I would love to tell you why (and I will), but first I must explain what provoked this post.

Usually I like to keep opinions like this to myself. Not because I'm not comfortable with my opinion, but because I have a fear of offending other dietitians (or of making them think I'm some crackpot dietitian that doesn't have a clue). However, this morning I read a blog post by Dr. Arya Sharma about the new US food guide. Yes, he, too, blogged about the new MyPlate that I talked about just last week. However, the title of his post was: "Plate or Pyramid - Why Nobody Really Cares About Nutrition Guides." I have to admit that when I saw the subject line in my inbox, I thought "Whoa! That's a bold statement!" And it is! But then I read the post and watched the accompanying video, and all I could think was "Finally! Someone else agrees with me!"

It's not that food guides are a bad idea. They just aren't the solution to the core problem of why people don't eat healthfully. It's not that people think the foods listed in the guides are bad, it's just that the food guides don't make it any easier to eat well. Food guides are sort of akin to flossing. We all know we should floss daily, but how many people do? (Yes, some of us do, but not that many of us!) Yep, we all know we should have so many servings of this, this, and that, but how many of us ACTUALLY do?
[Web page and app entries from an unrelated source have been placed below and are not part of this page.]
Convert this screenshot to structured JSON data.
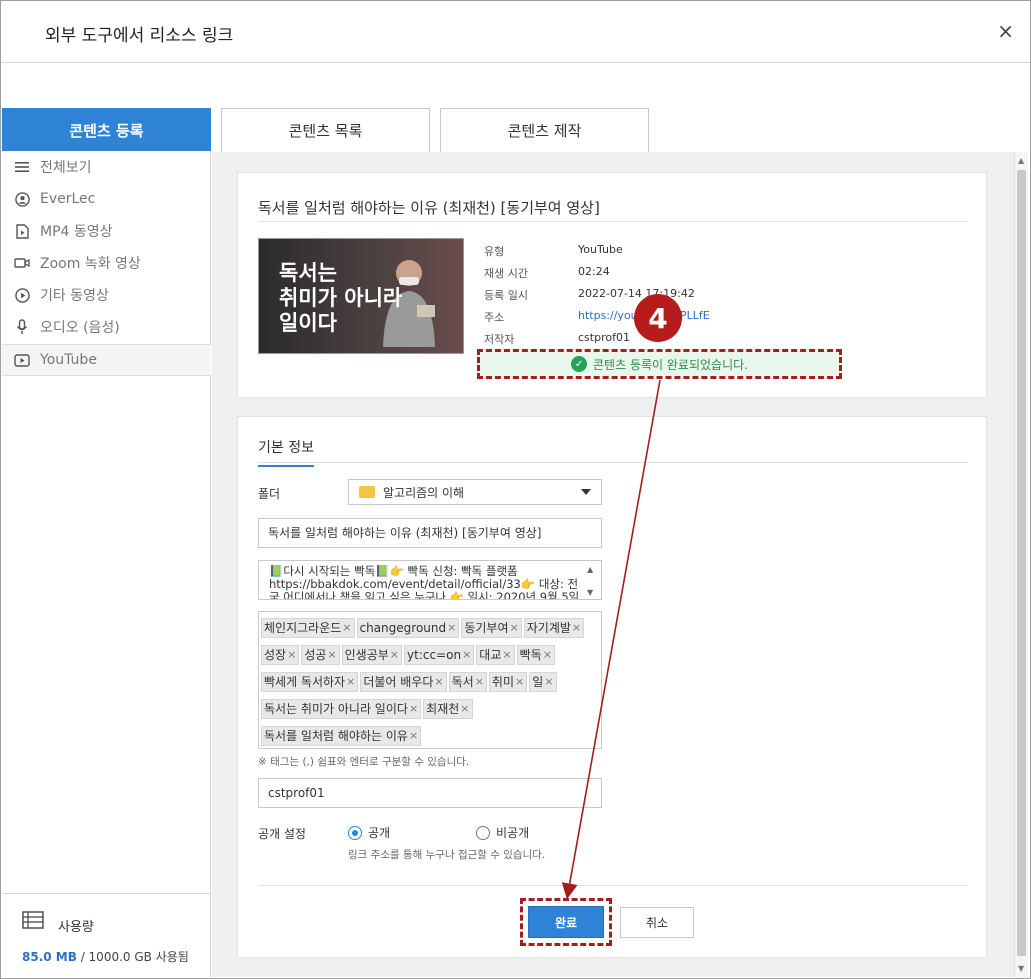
{
  "window": {
    "title": "외부 도구에서 리소스 링크",
    "close_symbol": "×"
  },
  "tabs": [
    {
      "label": "콘텐츠 등록",
      "active": true
    },
    {
      "label": "콘텐츠 목록",
      "active": false
    },
    {
      "label": "콘텐츠 제작",
      "active": false
    }
  ],
  "sidebar": {
    "items": [
      {
        "label": "전체보기",
        "icon": "list-icon"
      },
      {
        "label": "EverLec",
        "icon": "everlec-icon"
      },
      {
        "label": "MP4 동영상",
        "icon": "mp4-file-icon"
      },
      {
        "label": "Zoom 녹화 영상",
        "icon": "camera-icon"
      },
      {
        "label": "기타 동영상",
        "icon": "play-circle-icon"
      },
      {
        "label": "오디오 (음성)",
        "icon": "microphone-icon"
      },
      {
        "label": "YouTube",
        "icon": "youtube-icon",
        "selected": true
      }
    ],
    "usage": {
      "label": "사용량",
      "used": "85.0 MB",
      "rest": " / 1000.0 GB 사용됨"
    }
  },
  "video": {
    "title": "독서를 일처럼 해야하는 이유 (최재천) [동기부여 영상]",
    "thumbnail_text_1": "독서는",
    "thumbnail_text_2": "취미가 아니라",
    "thumbnail_text_3": "일이다",
    "meta": [
      {
        "label": "유형",
        "value": "YouTube"
      },
      {
        "label": "재생 시간",
        "value": "02:24"
      },
      {
        "label": "등록 일시",
        "value": "2022-07-14 17:19:42"
      },
      {
        "label": "주소",
        "value": "https://you...DNxOPLLfE"
      },
      {
        "label": "저작자",
        "value": "cstprof01"
      }
    ]
  },
  "success_message": "콘텐츠 등록이 완료되었습니다.",
  "step_badge": "4",
  "form": {
    "section_tab": "기본 정보",
    "folder_label": "폴더",
    "folder_value": "알고리즘의 이해",
    "title_value": "독서를 일처럼 해야하는 이유 (최재천) [동기부여 영상]",
    "description_value": "📗다시 시작되는 빡독📗👉 빡독 신청: 빡독 플랫폼https://bbakdok.com/event/detail/official/33👉 대상: 전국 어디에서나 책을 읽고 싶은 누구나 👉 일시: 2020년 9월 5일",
    "tag_rows": [
      [
        "체인지그라운드",
        "changeground",
        "동기부여",
        "자기계발"
      ],
      [
        "성장",
        "성공",
        "인생공부",
        "yt:cc=on",
        "대교",
        "빡독"
      ],
      [
        "빡세게 독서하자",
        "더불어 배우다",
        "독서",
        "취미",
        "일"
      ],
      [
        "독서는 취미가 아니라 일이다",
        "최재천"
      ],
      [
        "독서를 일처럼 해야하는 이유"
      ]
    ],
    "tag_remove": "×",
    "tag_hint": "※ 태그는 (,) 쉼표와 엔터로 구분할 수 있습니다.",
    "author_value": "cstprof01",
    "visibility_label": "공개 설정",
    "visibility_public": "공개",
    "visibility_private": "비공개",
    "visibility_selected": "공개",
    "visibility_hint": "링크 주소를 통해 누구나 접근할 수 있습니다."
  },
  "buttons": {
    "done": "완료",
    "cancel": "취소"
  },
  "colors": {
    "accent": "#2e83d6",
    "annotation": "#a51d1d",
    "success_bg": "#e9f6ee",
    "success_text": "#2c8a4d"
  }
}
I think one of the biggest issues with the food guides is (as Dr. Sharma notes in the video) that dietitians often don't see the design flaws of the food guides. Why? Because we're nutrition nerds! It seems logical to us to tally our servings, because that's what we're trained to do! THAT IS NOT NORMAL!!!! Lovely if it were, but it just isn't!

The solution? I wish I had it. Perhaps what we really need is to have a non-"nutrition nerd" create a "food guide," and to have some liberal dietitians proofread it. Maybe we need a food psychologist to help. I don't know, but I do know that current food guides just aren't fresh and sexy enough to get people to pay attention.

So, assuming you don't have a food guide hanging on your fridge, here's my best advice to you:
Eat fresh foods. The fresher the better; the closer to the farm, the better.

Friday, June 3, 2011

The Collapse of the Food Pyramid

Yesterday the USDA unveiled their new food guide. Previously, the recommended food pattern for Americans was represented by a pyramid. However, as you'll read in the all the news articles, many found the pyramid confusing. Take a look below:

The new "food guide" is based on a plate model - something that I have used extensively in teaching healthy eating principles to clients. The idea behind the plate model is that it is less abstract, so it's easier to translate healthy eating recommendations into practice. Take a look below for the new guide, also known as "MyPlate."

A pretty simple principle, really. Load up half your plate with fruits and vegetables, then finish off with a protein source and some whole grains on the other half. Top it all off with a glass of milk or alternative, and you've got a balanced meal. Does this sound like something you do at home? I hope so, but the reality is that it's not what most people do. However, it's never too late to start.

Here are my best tips:

1) Prepare more than one type of veg if you want to make your plate half veggies. For example, cook a vegetable, such as asparagus, and then have some raw veggie sticks or salad as well.

2) Add fruit to your salads or your main meal. For example, throw some apple slices or mandarin orange segments on your salad. Raisins are fantastic when added to couscous, quinoa, or rice.

3) Put the veggies on your plate first. If you put the protein and grains on your plate first, you're unlikely to leave enough space for your veggies. Fill up half your plate with the veggies first, then go from there.

4) You've heard it from me before, but here we go again! If you're not going to have a milk or alternative as your mealtime beverage, just have water. No pop, coffee, tea, or juice at meals.

In case all this talk of the US food guide has got you wondering what Canada's Food Guide looks like these days, here's a preview (for the full guide, go to the Health Canada website):